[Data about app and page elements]
===
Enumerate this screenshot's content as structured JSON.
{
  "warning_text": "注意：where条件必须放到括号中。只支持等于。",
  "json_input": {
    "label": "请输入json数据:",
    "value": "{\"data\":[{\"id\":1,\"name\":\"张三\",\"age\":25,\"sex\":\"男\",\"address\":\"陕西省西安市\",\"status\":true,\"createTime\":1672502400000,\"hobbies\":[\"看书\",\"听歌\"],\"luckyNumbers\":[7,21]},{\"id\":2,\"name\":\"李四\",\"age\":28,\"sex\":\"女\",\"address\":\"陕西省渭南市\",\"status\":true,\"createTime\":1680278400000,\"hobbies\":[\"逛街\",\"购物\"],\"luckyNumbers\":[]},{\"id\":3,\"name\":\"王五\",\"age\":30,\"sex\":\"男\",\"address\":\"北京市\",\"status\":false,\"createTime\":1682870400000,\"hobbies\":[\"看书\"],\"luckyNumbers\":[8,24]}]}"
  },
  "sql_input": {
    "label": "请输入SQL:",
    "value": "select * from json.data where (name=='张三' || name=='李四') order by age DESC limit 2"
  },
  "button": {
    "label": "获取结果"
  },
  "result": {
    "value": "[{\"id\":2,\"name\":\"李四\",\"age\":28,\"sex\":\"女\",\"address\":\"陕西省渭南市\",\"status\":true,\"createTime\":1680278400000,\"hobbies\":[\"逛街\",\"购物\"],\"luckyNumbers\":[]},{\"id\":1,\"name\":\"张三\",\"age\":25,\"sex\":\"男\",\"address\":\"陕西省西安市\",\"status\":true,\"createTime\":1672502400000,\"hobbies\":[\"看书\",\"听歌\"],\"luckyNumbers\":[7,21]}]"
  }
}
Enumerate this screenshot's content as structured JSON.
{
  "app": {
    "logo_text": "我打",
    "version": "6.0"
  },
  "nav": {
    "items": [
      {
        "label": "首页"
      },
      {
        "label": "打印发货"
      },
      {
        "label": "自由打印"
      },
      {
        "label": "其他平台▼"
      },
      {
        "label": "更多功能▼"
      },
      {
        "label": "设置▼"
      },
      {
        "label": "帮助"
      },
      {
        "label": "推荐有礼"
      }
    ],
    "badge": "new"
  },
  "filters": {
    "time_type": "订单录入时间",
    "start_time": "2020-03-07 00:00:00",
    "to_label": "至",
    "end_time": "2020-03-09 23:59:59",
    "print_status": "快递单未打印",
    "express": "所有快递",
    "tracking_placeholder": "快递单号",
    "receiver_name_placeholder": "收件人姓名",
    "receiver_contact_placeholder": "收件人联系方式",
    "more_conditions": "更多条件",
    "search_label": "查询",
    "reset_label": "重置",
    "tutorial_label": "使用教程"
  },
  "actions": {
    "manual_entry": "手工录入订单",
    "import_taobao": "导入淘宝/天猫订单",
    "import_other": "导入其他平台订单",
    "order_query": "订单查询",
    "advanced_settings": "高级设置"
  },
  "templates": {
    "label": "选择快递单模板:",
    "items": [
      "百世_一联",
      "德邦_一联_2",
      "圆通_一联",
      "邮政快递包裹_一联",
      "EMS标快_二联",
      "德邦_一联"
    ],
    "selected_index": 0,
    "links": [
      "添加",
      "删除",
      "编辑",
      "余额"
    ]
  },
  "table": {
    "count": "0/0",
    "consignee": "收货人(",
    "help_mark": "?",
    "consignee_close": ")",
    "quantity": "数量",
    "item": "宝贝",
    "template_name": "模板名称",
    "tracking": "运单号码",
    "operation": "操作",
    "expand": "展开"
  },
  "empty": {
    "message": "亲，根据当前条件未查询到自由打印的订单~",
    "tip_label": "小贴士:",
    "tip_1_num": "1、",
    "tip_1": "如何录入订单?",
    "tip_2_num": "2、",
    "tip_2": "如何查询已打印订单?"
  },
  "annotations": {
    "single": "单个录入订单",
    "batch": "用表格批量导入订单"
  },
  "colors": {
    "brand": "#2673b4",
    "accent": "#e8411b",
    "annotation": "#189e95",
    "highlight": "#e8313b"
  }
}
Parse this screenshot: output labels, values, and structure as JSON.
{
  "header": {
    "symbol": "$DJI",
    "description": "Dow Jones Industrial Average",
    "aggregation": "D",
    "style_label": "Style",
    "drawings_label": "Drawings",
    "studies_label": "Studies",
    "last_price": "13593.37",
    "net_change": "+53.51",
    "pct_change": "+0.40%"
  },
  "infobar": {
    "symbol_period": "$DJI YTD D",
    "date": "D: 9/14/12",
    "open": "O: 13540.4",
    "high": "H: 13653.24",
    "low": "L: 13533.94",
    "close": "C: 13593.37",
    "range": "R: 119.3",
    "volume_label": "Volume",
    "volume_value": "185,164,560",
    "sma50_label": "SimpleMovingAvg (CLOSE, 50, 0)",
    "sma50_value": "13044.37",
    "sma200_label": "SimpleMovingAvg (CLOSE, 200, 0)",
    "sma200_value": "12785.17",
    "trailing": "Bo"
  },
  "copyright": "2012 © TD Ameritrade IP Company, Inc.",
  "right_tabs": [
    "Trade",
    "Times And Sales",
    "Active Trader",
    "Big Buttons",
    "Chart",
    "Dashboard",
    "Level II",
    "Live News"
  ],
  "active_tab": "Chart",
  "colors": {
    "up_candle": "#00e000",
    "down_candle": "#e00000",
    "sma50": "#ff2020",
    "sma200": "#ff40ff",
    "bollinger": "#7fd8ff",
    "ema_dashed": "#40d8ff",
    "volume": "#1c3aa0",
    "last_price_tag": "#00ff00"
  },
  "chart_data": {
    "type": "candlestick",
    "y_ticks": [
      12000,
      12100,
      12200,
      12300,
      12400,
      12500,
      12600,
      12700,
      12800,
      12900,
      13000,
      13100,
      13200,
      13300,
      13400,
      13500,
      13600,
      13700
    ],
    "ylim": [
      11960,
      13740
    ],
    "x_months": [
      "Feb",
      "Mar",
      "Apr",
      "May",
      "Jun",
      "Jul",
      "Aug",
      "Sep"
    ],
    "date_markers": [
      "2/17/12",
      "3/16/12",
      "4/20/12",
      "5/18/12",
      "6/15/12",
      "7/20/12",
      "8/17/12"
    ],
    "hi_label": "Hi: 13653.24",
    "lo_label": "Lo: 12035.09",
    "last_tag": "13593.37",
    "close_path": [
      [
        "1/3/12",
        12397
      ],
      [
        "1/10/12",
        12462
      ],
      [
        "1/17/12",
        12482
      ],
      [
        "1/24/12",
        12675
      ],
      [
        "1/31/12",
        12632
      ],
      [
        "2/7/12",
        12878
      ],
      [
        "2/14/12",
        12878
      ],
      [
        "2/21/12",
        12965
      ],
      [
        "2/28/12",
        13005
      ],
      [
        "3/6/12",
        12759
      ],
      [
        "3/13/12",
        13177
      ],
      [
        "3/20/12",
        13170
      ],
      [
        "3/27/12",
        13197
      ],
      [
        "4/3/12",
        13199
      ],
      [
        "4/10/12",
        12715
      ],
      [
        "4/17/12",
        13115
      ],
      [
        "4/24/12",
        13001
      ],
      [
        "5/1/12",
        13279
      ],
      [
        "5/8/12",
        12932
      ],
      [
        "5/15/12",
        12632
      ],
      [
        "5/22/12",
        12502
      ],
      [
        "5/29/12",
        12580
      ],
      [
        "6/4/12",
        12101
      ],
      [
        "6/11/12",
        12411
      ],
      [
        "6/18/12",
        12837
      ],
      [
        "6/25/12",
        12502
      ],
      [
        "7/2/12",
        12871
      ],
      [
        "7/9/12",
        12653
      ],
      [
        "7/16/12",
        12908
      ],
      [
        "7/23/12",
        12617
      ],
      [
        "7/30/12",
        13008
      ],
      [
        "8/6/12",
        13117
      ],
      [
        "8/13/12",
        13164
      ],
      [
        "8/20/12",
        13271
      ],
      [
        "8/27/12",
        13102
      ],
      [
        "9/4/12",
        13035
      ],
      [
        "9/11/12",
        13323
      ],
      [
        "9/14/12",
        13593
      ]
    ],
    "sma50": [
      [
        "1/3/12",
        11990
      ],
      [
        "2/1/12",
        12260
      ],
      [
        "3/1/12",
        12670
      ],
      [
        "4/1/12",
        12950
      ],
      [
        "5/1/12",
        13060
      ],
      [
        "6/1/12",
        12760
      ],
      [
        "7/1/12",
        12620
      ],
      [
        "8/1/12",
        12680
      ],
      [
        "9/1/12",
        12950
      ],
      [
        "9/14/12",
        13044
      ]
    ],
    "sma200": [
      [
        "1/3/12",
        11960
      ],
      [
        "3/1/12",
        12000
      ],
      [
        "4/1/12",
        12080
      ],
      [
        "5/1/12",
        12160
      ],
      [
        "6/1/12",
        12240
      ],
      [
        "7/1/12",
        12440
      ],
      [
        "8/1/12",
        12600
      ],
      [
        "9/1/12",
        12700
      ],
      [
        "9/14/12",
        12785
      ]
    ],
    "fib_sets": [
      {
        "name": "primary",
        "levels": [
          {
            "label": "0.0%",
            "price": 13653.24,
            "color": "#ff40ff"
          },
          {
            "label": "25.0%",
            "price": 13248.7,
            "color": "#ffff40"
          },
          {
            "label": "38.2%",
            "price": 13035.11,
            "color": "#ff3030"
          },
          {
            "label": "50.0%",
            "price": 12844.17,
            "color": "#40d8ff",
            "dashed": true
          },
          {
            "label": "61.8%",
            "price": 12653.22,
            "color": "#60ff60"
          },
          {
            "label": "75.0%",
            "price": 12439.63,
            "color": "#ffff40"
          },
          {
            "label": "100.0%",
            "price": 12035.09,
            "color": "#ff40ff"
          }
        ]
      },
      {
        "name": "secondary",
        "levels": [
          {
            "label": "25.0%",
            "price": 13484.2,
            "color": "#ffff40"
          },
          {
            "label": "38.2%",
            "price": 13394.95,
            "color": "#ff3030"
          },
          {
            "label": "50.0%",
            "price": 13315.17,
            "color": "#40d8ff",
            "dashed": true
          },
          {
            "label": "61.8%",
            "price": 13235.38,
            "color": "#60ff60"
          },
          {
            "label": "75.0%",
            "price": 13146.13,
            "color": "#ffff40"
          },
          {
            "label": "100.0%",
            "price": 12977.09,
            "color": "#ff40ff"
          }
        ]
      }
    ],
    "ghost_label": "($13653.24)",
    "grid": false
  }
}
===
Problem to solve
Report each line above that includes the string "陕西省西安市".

Answer space
    "value": "{\"data\":[{\"id\":1,\"name\":\"张三\",\"age\":25,\"sex\":\"男\",\"address\":\"陕西省西安市\",\"status\":true,\"createTime\":1672502400000,\"hobbies\":[\"看书\",\"听歌\"],\"luckyNumbers\":[7,21]},{\"id\":2,\"name\":\"李四\",\"age\":28,\"sex\":\"女\",\"address\":\"陕西省渭南市\",\"status\":true,\"createTime\":1680278400000,\"hobbies\":[\"逛街\",\"购物\"],\"luckyNumbers\":[]},{\"id\":3,\"name\":\"王五\",\"age\":30,\"sex\":\"男\",\"address\":\"北京市\",\"status\":false,\"createTime\":1682870400000,\"hobbies\":[\"看书\"],\"luckyNumbers\":[8,24]}]}"
    "value": "[{\"id\":2,\"name\":\"李四\",\"age\":28,\"sex\":\"女\",\"address\":\"陕西省渭南市\",\"status\":true,\"createTime\":1680278400000,\"hobbies\":[\"逛街\",\"购物\"],\"luckyNumbers\":[]},{\"id\":1,\"name\":\"张三\",\"age\":25,\"sex\":\"男\",\"address\":\"陕西省西安市\",\"status\":true,\"createTime\":1672502400000,\"hobbies\":[\"看书\",\"听歌\"],\"luckyNumbers\":[7,21]}]"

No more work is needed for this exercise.